— WHAT IS NEEDED —
The records below are to be quoted in full; please keep every word exact.

### DATA ###

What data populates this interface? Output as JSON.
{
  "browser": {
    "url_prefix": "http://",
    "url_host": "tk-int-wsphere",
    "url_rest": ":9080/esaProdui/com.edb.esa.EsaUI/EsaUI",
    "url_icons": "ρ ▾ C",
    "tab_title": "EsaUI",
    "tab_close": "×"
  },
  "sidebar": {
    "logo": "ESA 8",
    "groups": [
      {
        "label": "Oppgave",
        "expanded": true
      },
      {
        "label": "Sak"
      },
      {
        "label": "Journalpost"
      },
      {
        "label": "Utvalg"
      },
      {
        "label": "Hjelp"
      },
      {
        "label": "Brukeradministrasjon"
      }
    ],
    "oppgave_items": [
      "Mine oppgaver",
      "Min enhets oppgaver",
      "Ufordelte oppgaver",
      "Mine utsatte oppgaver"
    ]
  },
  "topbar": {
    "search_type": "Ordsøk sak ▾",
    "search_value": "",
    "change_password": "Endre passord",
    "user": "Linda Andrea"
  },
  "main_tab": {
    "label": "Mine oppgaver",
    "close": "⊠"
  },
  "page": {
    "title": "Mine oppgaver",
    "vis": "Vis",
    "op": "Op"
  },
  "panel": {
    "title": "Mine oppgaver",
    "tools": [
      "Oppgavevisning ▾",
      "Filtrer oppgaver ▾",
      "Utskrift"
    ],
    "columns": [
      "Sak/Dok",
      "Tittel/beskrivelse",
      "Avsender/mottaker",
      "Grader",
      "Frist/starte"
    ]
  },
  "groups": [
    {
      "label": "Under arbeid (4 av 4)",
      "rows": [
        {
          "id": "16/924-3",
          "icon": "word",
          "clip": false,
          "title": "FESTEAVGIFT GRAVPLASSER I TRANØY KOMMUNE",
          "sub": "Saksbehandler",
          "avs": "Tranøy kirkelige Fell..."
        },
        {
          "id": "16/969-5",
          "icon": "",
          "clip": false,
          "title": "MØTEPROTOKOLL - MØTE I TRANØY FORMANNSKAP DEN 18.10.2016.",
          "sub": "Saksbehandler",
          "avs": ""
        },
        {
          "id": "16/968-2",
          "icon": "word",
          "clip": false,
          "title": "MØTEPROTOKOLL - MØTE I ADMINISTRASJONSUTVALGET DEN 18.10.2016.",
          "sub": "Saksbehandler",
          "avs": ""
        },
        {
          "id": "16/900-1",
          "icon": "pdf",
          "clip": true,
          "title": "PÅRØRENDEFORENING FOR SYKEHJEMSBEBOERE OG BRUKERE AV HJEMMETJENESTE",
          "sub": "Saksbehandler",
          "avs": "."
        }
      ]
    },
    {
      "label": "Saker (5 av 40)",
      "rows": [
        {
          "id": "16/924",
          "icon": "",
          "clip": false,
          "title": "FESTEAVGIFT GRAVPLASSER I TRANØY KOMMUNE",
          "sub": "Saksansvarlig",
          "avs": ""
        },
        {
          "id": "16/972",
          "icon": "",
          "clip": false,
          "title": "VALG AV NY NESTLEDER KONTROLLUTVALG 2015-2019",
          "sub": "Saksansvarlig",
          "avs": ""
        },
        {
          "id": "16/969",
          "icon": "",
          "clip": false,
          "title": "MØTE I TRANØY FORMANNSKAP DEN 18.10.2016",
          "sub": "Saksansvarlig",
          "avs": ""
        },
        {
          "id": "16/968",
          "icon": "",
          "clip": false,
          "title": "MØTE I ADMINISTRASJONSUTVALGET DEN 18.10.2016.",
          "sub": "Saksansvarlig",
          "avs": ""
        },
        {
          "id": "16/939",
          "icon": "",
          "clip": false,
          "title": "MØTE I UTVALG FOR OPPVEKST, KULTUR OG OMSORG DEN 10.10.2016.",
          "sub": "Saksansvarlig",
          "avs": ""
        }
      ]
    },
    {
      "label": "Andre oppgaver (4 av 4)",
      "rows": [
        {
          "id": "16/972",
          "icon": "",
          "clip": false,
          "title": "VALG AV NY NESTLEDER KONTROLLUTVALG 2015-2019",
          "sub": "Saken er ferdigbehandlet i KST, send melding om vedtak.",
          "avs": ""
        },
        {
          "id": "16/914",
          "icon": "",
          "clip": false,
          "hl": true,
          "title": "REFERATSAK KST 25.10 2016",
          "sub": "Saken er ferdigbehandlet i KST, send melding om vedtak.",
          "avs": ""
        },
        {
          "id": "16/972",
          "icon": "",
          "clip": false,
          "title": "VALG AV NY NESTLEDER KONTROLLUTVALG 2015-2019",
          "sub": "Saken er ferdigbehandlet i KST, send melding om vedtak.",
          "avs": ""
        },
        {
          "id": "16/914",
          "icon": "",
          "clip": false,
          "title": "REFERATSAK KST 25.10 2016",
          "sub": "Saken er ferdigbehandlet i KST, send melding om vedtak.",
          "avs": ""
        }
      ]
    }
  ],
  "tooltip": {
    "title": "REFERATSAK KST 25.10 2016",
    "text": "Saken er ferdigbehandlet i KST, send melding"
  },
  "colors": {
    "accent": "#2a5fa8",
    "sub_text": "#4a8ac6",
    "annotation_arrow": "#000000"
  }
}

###

— ANSWER TO THIS EXERCISE —
What data populates this interface? Output as JSON.
{
  "browser": {
    "url_prefix": "http://",
    "url_host": "tk-int-wsphere",
    "url_rest": ":9080/esaProdui/com.edb.esa.EsaUI/EsaUI",
    "url_icons": "ρ ▾ C",
    "tab_title": "EsaUI",
    "tab_close": "×"
  },
  "sidebar": {
    "logo": "ESA 8",
    "groups": [
      {
        "label": "Oppgave",
        "expanded": true
      },
      {
        "label": "Sak"
      },
      {
        "label": "Journalpost"
      },
      {
        "label": "Utvalg"
      },
      {
        "label": "Hjelp"
      },
      {
        "label": "Brukeradministrasjon"
      }
    ],
    "oppgave_items": [
      "Mine oppgaver",
      "Min enhets oppgaver",
      "Ufordelte oppgaver",
      "Mine utsatte oppgaver"
    ]
  },
  "topbar": {
    "search_type": "Ordsøk sak ▾",
    "search_value": "",
    "change_password": "Endre passord",
    "user": "Linda Andrea"
  },
  "main_tab": {
    "label": "Mine oppgaver",
    "close": "⊠"
  },
  "page": {
    "title": "Mine oppgaver",
    "vis": "Vis",
    "op": "Op"
  },
  "panel": {
    "title": "Mine oppgaver",
    "tools": [
      "Oppgavevisning ▾",
      "Filtrer oppgaver ▾",
      "Utskrift"
    ],
    "columns": [
      "Sak/Dok",
      "Tittel/beskrivelse",
      "Avsender/mottaker",
      "Grader",
      "Frist/starte"
    ]
  },
  "groups": [
    {
      "label": "Under arbeid (4 av 4)",
      "rows": [
        {
          "id": "16/924-3",
          "icon": "word",
          "clip": false,
          "title": "FESTEAVGIFT GRAVPLASSER I TRANØY KOMMUNE",
          "sub": "Saksbehandler",
          "avs": "Tranøy kirkelige Fell..."
        },
        {
          "id": "16/969-5",
          "icon": "",
          "clip": false,
          "title": "MØTEPROTOKOLL - MØTE I TRANØY FORMANNSKAP DEN 18.10.2016.",
          "sub": "Saksbehandler",
          "avs": ""
        },
        {
          "id": "16/968-2",
          "icon": "word",
          "clip": false,
          "title": "MØTEPROTOKOLL - MØTE I ADMINISTRASJONSUTVALGET DEN 18.10.2016.",
          "sub": "Saksbehandler",
          "avs": ""
        },
        {
          "id": "16/900-1",
          "icon": "pdf",
          "clip": true,
          "title": "PÅRØRENDEFORENING FOR SYKEHJEMSBEBOERE OG BRUKERE AV HJEMMETJENESTE",
          "sub": "Saksbehandler",
          "avs": "."
        }
      ]
    },
    {
      "label": "Saker (5 av 40)",
      "rows": [
        {
          "id": "16/924",
          "icon": "",
          "clip": false,
          "title": "FESTEAVGIFT GRAVPLASSER I TRANØY KOMMUNE",
          "sub": "Saksansvarlig",
          "avs": ""
        },
        {
          "id": "16/972",
          "icon": "",
          "clip": false,
          "title": "VALG AV NY NESTLEDER KONTROLLUTVALG 2015-2019",
          "sub": "Saksansvarlig",
          "avs": ""
        },
        {
          "id": "16/969",
          "icon": "",
          "clip": false,
          "title": "MØTE I TRANØY FORMANNSKAP DEN 18.10.2016",
          "sub": "Saksansvarlig",
          "avs": ""
        },
        {
          "id": "16/968",
          "icon": "",
          "clip": false,
          "title": "MØTE I ADMINISTRASJONSUTVALGET DEN 18.10.2016.",
          "sub": "Saksansvarlig",
          "avs": ""
        },
        {
          "id": "16/939",
          "icon": "",
          "clip": false,
          "title": "MØTE I UTVALG FOR OPPVEKST, KULTUR OG OMSORG DEN 10.10.2016.",
          "sub": "Saksansvarlig",
          "avs": ""
        }
      ]
    },
    {
      "label": "Andre oppgaver (4 av 4)",
      "rows": [
        {
          "id": "16/972",
          "icon": "",
          "clip": false,
          "title": "VALG AV NY NESTLEDER KONTROLLUTVALG 2015-2019",
          "sub": "Saken er ferdigbehandlet i KST, send melding om vedtak.",
          "avs": ""
        },
        {
          "id": "16/914",
          "icon": "",
          "clip": false,
          "hl": true,
          "title": "REFERATSAK KST 25.10 2016",
          "sub": "Saken er ferdigbehandlet i KST, send melding om vedtak.",
          "avs": ""
        },
        {
          "id": "16/972",
          "icon": "",
          "clip": false,
          "title": "VALG AV NY NESTLEDER KONTROLLUTVALG 2015-2019",
          "sub": "Saken er ferdigbehandlet i KST, send melding om vedtak.",
          "avs": ""
        },
        {
          "id": "16/914",
          "icon": "",
          "clip": false,
          "title": "REFERATSAK KST 25.10 2016",
          "sub": "Saken er ferdigbehandlet i KST, send melding om vedtak.",
          "avs": ""
        }
      ]
    }
  ],
  "tooltip": {
    "title": "REFERATSAK KST 25.10 2016",
    "text": "Saken er ferdigbehandlet i KST, send melding"
  },
  "colors": {
    "accent": "#2a5fa8",
    "sub_text": "#4a8ac6",
    "annotation_arrow": "#000000"
  }
}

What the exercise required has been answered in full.